Generating Signals of Safety for Kids in Foster Care

Posted October 28, 2017, By the Annie E. Casey Foundation

Blog signalsofsafety 2017

An approv­ing thumbs up.

A quick fist bump.

A reas­sur­ing smile.

These and oth­er sup­port­ive ges­tures — called sig­nals of safe­ty — can go a long way when care­givers are work­ing with kids and teens who have expe­ri­enced trau­ma. If offered reg­u­lar­ly, such sig­nals of safe­ty can help young peo­ple build healthy con­nec­tions with adults.

When work­ing with chil­dren and youth,” says Kel­ly McCauley of KVC Health Sys­tems Inc., every­thing stands or falls on the qual­i­ty of a child’s rela­tion­ships. No inter­ven­tion is going to make a lick of dif­fer­ence if chil­dren do not believe their fos­ter par­ents gen­uine­ly care about them, hold them in warm regard and have got their backs.”

In fact, these ges­tures pack such an impact that they’re the sole focus of a new guide, Gen­er­at­ing Sig­nals of Safe­ty. The guide teach­es fos­ter par­ents about cre­at­ing sig­nals of safe­ty that con­vey warmth, con­cern and empa­thy. Its tips include:

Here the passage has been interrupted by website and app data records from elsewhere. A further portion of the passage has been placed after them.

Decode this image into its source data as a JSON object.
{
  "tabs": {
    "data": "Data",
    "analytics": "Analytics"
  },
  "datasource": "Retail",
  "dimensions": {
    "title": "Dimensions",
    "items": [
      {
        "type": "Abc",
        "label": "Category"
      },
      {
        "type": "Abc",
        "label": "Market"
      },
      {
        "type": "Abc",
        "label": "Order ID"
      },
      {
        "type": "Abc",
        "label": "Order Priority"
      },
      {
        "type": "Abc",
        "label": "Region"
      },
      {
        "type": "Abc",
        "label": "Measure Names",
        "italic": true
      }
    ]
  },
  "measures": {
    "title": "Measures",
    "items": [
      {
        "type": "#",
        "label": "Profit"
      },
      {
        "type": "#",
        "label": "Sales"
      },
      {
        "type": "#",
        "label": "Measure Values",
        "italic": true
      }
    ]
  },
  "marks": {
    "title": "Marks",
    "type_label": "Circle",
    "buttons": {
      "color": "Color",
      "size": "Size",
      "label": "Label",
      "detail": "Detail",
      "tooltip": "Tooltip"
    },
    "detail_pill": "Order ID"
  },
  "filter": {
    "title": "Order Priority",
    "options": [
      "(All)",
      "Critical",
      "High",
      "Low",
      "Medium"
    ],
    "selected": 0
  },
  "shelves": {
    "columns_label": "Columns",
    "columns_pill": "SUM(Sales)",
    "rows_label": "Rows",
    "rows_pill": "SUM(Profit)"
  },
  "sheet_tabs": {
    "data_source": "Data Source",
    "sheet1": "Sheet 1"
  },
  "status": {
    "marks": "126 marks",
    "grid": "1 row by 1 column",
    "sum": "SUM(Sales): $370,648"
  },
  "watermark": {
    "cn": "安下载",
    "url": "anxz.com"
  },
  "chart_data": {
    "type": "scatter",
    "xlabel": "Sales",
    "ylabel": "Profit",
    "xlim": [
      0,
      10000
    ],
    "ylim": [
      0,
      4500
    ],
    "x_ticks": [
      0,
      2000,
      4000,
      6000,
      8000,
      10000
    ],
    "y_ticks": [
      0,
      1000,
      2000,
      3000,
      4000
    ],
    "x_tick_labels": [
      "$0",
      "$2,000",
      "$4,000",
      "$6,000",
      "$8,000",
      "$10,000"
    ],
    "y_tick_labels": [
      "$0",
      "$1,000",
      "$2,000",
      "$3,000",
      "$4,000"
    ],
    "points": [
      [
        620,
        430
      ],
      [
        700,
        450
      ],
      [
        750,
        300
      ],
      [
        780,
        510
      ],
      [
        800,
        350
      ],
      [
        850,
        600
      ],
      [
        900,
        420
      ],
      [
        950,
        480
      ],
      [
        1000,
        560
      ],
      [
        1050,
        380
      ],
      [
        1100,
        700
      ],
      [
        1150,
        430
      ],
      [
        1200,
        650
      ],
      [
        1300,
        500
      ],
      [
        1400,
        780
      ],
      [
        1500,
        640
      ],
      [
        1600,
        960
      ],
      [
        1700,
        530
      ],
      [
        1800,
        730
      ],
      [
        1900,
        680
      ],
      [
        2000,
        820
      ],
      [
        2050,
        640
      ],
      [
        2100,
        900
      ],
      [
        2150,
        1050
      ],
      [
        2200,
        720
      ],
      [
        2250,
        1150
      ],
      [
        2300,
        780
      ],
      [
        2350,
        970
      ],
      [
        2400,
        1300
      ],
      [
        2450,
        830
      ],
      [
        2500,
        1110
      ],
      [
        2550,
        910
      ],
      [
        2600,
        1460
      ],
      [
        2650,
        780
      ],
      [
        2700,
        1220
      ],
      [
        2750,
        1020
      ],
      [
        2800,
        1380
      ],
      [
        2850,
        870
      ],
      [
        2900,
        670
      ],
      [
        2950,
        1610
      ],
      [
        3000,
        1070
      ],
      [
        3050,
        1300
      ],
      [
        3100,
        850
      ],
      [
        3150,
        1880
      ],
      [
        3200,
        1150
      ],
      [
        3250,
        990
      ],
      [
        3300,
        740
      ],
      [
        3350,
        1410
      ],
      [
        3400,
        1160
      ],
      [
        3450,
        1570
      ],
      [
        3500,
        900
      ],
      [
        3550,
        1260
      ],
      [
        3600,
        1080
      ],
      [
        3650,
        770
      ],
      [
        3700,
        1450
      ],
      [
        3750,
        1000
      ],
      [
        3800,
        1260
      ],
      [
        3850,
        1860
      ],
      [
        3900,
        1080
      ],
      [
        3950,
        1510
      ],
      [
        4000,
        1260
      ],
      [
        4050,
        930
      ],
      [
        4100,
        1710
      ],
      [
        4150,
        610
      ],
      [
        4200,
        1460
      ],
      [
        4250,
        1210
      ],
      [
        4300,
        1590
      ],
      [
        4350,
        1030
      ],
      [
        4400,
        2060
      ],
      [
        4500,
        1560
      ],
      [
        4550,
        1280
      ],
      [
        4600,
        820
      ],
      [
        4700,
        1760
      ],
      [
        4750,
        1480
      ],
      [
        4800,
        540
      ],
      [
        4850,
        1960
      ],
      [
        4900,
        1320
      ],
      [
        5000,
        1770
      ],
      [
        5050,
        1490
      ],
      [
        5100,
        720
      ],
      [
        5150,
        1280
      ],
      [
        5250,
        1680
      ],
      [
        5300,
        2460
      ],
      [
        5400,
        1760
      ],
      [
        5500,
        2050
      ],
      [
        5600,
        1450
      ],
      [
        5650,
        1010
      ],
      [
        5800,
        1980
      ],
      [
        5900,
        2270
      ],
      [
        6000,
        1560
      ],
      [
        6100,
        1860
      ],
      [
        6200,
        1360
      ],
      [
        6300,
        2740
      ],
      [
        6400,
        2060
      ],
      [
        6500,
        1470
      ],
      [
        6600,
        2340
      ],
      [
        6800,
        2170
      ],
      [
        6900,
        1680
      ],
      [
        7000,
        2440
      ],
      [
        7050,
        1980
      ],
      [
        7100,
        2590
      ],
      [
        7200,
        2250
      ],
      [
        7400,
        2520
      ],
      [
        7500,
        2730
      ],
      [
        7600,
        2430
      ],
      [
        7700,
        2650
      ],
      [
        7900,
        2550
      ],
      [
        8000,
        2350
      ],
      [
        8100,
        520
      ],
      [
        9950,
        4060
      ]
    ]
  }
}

  • Catch­ing chil­dren being good. Using warm, spe­cif­ic descrip­tions of a child’s accom­plish­ment when prais­ing their actions;
  • Being gen­uine. A child will rec­og­nize insin­cer­i­ty, which can rein­force mistrust;
  • Stay­ing with it. Brief, reg­u­lar sig­nals of safe­ty can coun­ter­act harm and build trust over time;
  • Engag­ing oth­er trust­ed adults. For exam­ple: a school librar­i­an or cafe­te­ria staff can help a strug­gling stu­dent by pro­vid­ing a few min­utes of pos­i­tive atten­tion dai­ly; and
  • Match­ing activ­i­ties to children’s strengths. For some kids, an arts pro­gram can build self-esteem more effec­tive­ly than high­ly com­pet­i­tive sports.

The guide’s lessons are a key strat­e­gy of Trau­ma Sys­tems Ther­a­py for Fos­ter Care (TST-FC), a pow­er­ful new cur­ricu­lum to help kin and fos­ter care­givers meet the needs of kids and teenagers who have expe­ri­enced trauma.

Writ­ten by McCauley, in con­sul­ta­tion with Dr. Glenn Saxe of NYU Lan­gone Health, the TST-FC cur­ricu­lum spans four group ses­sions in which facil­i­ta­tors lead care­givers through role play­ing, hands-on exer­cis­es and reflec­tive con­ver­sa­tions that con­nect a child’s life expe­ri­ences with his or her behav­ior. The train­ing also includes detailed facil­i­ta­tor guides, pre­sen­ta­tions, hand­outs and a fos­ter par­ent resource guide.

The Casey-sup­port­ed cur­ricu­lum empha­sizes the role of the care­giv­ing team — fos­ter par­ents, social work­er and fam­i­ly ser­vices coor­di­na­tor — in sup­port­ing a child’s heal­ing and development.

Fos­ter par­ents often feel that they are car­ing for their kids alone,” McCauley says. We designed the cur­ricu­lum for the shared train­ing of fos­ter par­ents and agency staff. Time after time, we found that a shared lan­guage helps fos­ter par­ents and child wel­fare pro­fes­sion­als devel­op inte­grat­ed plans of care that are effi­cient and effective.”

The TST-FC train­ing has been test­ed by child wel­fare agen­cies and eval­u­at­ed by the non­prof­it research cen­ter ChildTrends. It is avail­able online, free of charge.

Go to the train­ing curriculum

This post is related to:

Popular Posts

View all blog posts   |   Browse Topics

Mental health is a pressing issue for Generation Z

blog   |   March 3, 2021

Generation Z and Mental Health